Can add protein to this such as shrimp, chicken, or salami.
#10 RECIPE: Amaretto Orange
and Brown Sugar Shrimp Appetizer
One of my MOST requested recipes!
½ C good Amaretto Liquor
3 heaping T brown sugar, not packed
Zest from half an orange
Handful of chopped flat leaf parsley
In a large bowl toss the shrimp with the cooled syrup, add the orange zest and parsley and let sit for about an hour or more. (Although you can serve right away, it’s best to let the shrimp soak up a bit of the flavor)
#11 RECIPE: Balsamic Roasted Cauliflower
and Caramelized Onions
Use GOOD balsamic for the ultimate result.
½ red onion sliced
3 T good balsamic vinegar that’s fairly sweet like fig or pomegranate
3 T olive oil
1 – 2 t kosher salt
½ t black pepper
#12 RECIPE: Apple Cinnamon Ginger Galette
1/3 C golden raisins
2 t fresh grated ginger
2 t fresh squeezed lemon juice
1 t vanilla extract
1 t cinnamon
1/4 C granulated sugar
2 T packed brown sugar
3 T water
Box of Betty Crocker Pie crust dough
2 t raw sugar
1 egg beaten
Pinch of kosher salt
Meet the Cook...
My name is Camine Pappas and I love to create beautiful and delicious food that anyone can make.

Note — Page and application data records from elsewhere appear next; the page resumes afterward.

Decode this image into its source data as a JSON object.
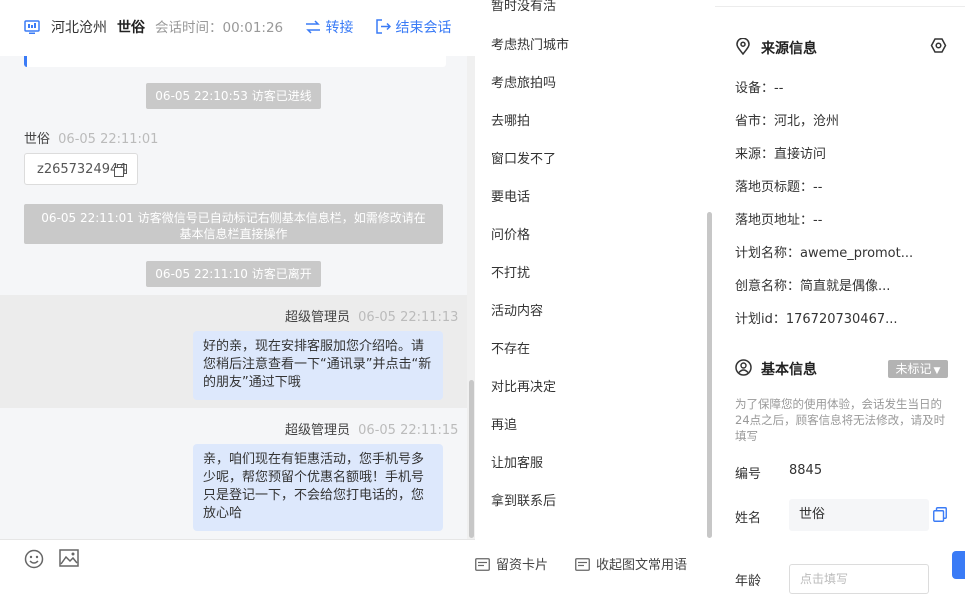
{
  "header": {
    "location": "河北沧州",
    "visitor_name": "世俗",
    "duration_label": "会话时间：",
    "duration": "00:01:26",
    "transfer_label": "转接",
    "end_label": "结束会话"
  },
  "chat": {
    "sys_entered": "06-05 22:10:53 访客已进线",
    "visitor_sender": "世俗",
    "visitor_time": "06-05 22:11:01",
    "visitor_message": "z2657324944",
    "sys_wechat": "06-05 22:11:01 访客微信号已自动标记右侧基本信息栏，如需修改请在基本信息栏直接操作",
    "sys_left": "06-05 22:11:10 访客已离开",
    "messages": [
      {
        "sender": "超级管理员",
        "time": "06-05 22:11:13",
        "text": "好的亲，现在安排客服加您介绍哈。请您稍后注意查看一下“通讯录”并点击“新的朋友”通过下哦"
      },
      {
        "sender": "超级管理员",
        "time": "06-05 22:11:15",
        "text": "亲，咱们现在有钜惠活动，您手机号多少呢，帮您预留个优惠名额哦！手机号只是登记一下，不会给您打电话的，您放心哈"
      }
    ]
  },
  "phrases": {
    "items": [
      "暂时没有活",
      "考虑热门城市",
      "考虑旅拍吗",
      "去哪拍",
      "窗口发不了",
      "要电话",
      "问价格",
      "不打扰",
      "活动内容",
      "不存在",
      "对比再决定",
      "再追",
      "让加客服",
      "拿到联系后"
    ],
    "leave_card": "留资卡片",
    "collapse_label": "收起图文常用语"
  },
  "source_info": {
    "title": "来源信息",
    "rows": [
      "设备：--",
      "省市：河北，沧州",
      "来源：直接访问",
      "落地页标题：--",
      "落地页地址：--",
      "计划名称：aweme_promot...",
      "创意名称：简直就是偶像...",
      "计划id：176720730467..."
    ]
  },
  "basic_info": {
    "title": "基本信息",
    "badge": "未标记",
    "note": "为了保障您的使用体验，会话发生当日的24点之后，顾客信息将无法修改，请及时填写",
    "id_label": "编号",
    "id_value": "8845",
    "name_label": "姓名",
    "name_value": "世俗",
    "age_label": "年龄",
    "age_placeholder": "点击填写"
  },
  "colors": {
    "accent": "#3a7bf6",
    "bubble": "#dde8fc",
    "system_tag": "#c9c9c9"
  }
}
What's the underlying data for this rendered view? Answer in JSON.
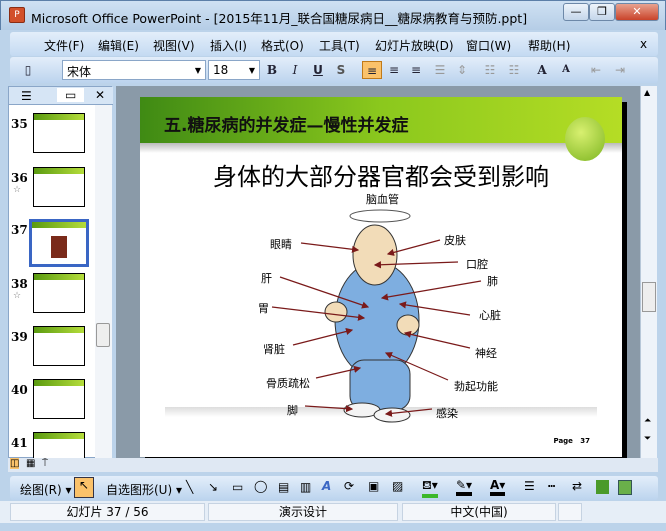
{
  "window": {
    "title": "Microsoft Office PowerPoint - [2015年11月_联合国糖尿病日__糖尿病教育与预防.ppt]",
    "minimize": "—",
    "restore": "❐",
    "close": "✕"
  },
  "menu": [
    "文件(F)",
    "编辑(E)",
    "视图(V)",
    "插入(I)",
    "格式(O)",
    "工具(T)",
    "幻灯片放映(D)",
    "窗口(W)",
    "帮助(H)"
  ],
  "menu_close": "x",
  "toolbar": {
    "font": "宋体",
    "size": "18",
    "bold": "B",
    "italic": "I",
    "underline": "U",
    "shadow": "S",
    "font_grow": "A",
    "font_shrink": "A"
  },
  "thumbs": [
    {
      "num": "35"
    },
    {
      "num": "36"
    },
    {
      "num": "37"
    },
    {
      "num": "38"
    },
    {
      "num": "39"
    },
    {
      "num": "40"
    },
    {
      "num": "41"
    }
  ],
  "slide": {
    "title": "五.糖尿病的并发症—慢性并发症",
    "heading": "身体的大部分器官都会受到影响",
    "page_label": "Page",
    "page_num": "37",
    "labels": [
      "脑血管",
      "眼睛",
      "皮肤",
      "口腔",
      "肺",
      "肝",
      "胃",
      "心脏",
      "肾脏",
      "神经",
      "骨质疏松",
      "勃起功能",
      "脚",
      "感染"
    ]
  },
  "drawbar": {
    "draw": "绘图(R)",
    "autoshapes": "自选图形(U)"
  },
  "status": {
    "slide": "幻灯片 37 / 56",
    "design": "演示设计",
    "lang": "中文(中国)"
  },
  "colors": {
    "band": "#8bc81d",
    "arrow": "#7a1a1a",
    "select": "#3a66c4"
  }
}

My signature style centers around a love for combining things in a way you might not expect as I work to find a hidden combination of colors, textures and flavors from the things that are in my pantry and/or easy to obtain.
Want to get spontaneous with me? It's pretty exciting. Let's all find out what happens when, "I Feel Like Cooking."
12 Winter Recipes
Apple Butter Walnut Spice Cookies
Apple Rice Salad
Artichoke Stuffed Chicken
Bad Experiments With Food
Bing Cherry Cookies
Bourbon Bread Pudding
Bourbon Caramel Sauce
Brown Sugar Chicken
Brown Sugar Pork Ribs
Cantaloupe And Oranges
Cheese Stuffed Chicken
Coffee Chili Steak Rub
Cognac Roasted Veggies
Cold Vegetable Salad
Cooking With Friends
Cooking With Wine
Cranberry Chocolate Cookies
Creamy Zucchini Soup
Enchilada Hand Pies
Fire Roasted Tomatoes
Fried Green Tomatoes
Granny Smith Apples
Grapefruit Pear Slaw
Herb Butter Roasted Chicken
Herbs De Provence
Lake Norman Magazine
Lemon Cream Sauce
Lemon Crumble Bars
Lime Ginger Honey Syrup
Maple Bourbon Plum Sauce
Mini Pepper Poppers
Mint Caper Salsa
Nectarine Spice Cake
No Bake Cookies
Orange Cheesecake Squares
Orange Rosemary Glazed Tri-color Carrots
Paula Deen Quick Rolls
Peanut Bean Sprout Fried Rice
Peanut Butter Cookies
Peanut Butter Mousse
Pesto Mashed Potatoes
Pork Or Chicken Salad
Pork Ramen Stir Fry
Port Wine Reduction
Pumpkin Buttermilk Cake
Pumpkin Buttermilk Glaze
Purple Sweet Potatoes
Radish Fennel Salad
Rice-a-roni Beef Soup
Roasted Beet Salad
Rules For Dieting
Slow Roasted Chicken
Sour Cream Raisin Pie
Southern Fried Chicken
Speculoos Cookie Butter
Spicy Orange Chicken
Stuffed Puff Pastry
Sweetened Condensed Milk
Sweet Pickle Vinaigrette
Sweet Potato Pancake
Thai Peanut Sauce
Turkey And Ground Beef
Twisted Puff Pastry Rounds
White Wine Cream Sauce
Yellow Split Peas